Data records for software interfaces

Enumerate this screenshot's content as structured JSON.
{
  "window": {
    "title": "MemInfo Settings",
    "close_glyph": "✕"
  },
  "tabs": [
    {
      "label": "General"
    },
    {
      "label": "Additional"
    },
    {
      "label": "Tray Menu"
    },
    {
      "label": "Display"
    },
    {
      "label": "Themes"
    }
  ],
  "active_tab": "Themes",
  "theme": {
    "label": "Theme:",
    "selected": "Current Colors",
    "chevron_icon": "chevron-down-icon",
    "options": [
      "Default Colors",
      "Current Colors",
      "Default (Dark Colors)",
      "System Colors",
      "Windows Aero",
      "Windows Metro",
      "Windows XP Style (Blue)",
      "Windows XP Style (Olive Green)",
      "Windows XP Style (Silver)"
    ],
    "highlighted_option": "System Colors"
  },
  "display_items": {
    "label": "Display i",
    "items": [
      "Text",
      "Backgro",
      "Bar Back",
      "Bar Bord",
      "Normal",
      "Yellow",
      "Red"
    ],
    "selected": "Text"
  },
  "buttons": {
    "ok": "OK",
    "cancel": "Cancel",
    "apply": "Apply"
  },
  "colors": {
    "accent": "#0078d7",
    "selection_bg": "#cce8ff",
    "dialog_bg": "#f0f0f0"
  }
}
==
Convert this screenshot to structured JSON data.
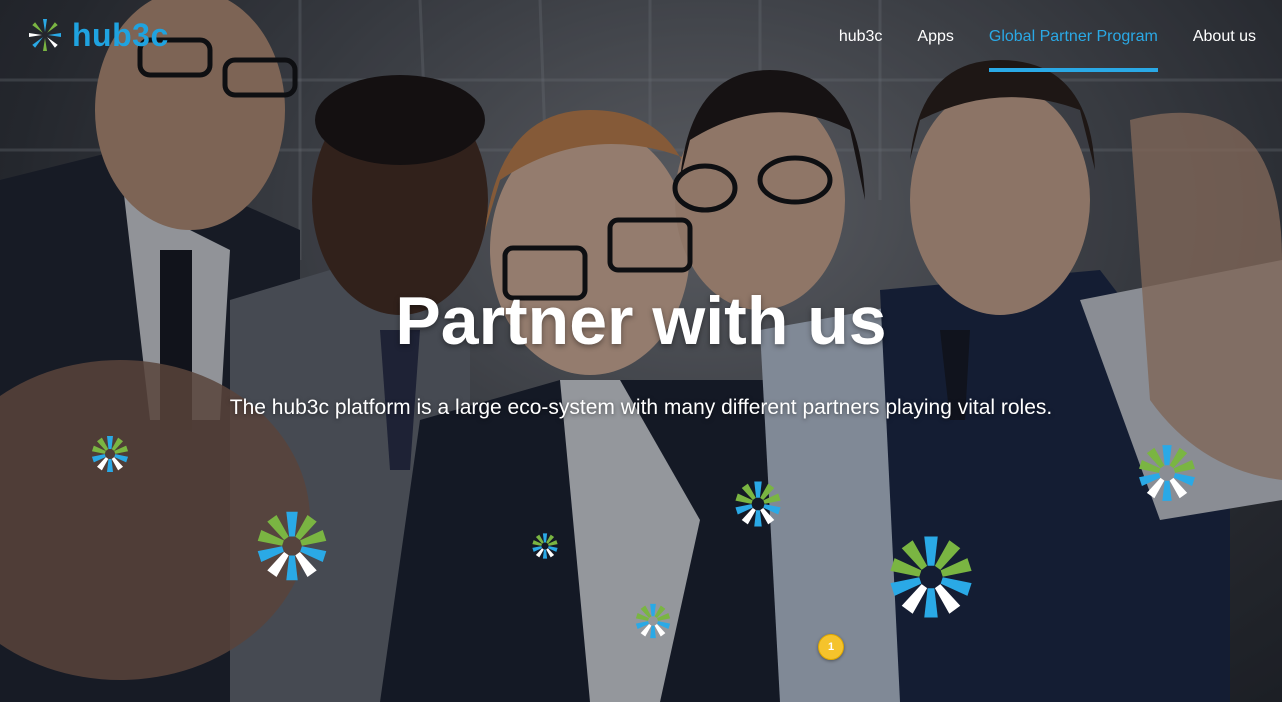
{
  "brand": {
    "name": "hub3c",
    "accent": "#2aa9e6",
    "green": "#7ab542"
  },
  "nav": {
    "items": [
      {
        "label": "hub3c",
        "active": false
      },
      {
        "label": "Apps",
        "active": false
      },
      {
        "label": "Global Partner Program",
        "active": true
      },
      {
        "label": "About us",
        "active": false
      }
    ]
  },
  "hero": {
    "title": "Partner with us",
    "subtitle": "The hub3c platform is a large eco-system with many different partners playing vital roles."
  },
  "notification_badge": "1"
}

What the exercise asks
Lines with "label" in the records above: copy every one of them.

Answer below
      "label": "General"
      "label": "Additional"
      "label": "Tray Menu"
      "label": "Display"
      "label": "Themes"
    "label": "Theme:",
    "label": "Display i",
        "label": "hub3c",
        "label": "Apps",
        "label": "Global Partner Program",
        "label": "About us",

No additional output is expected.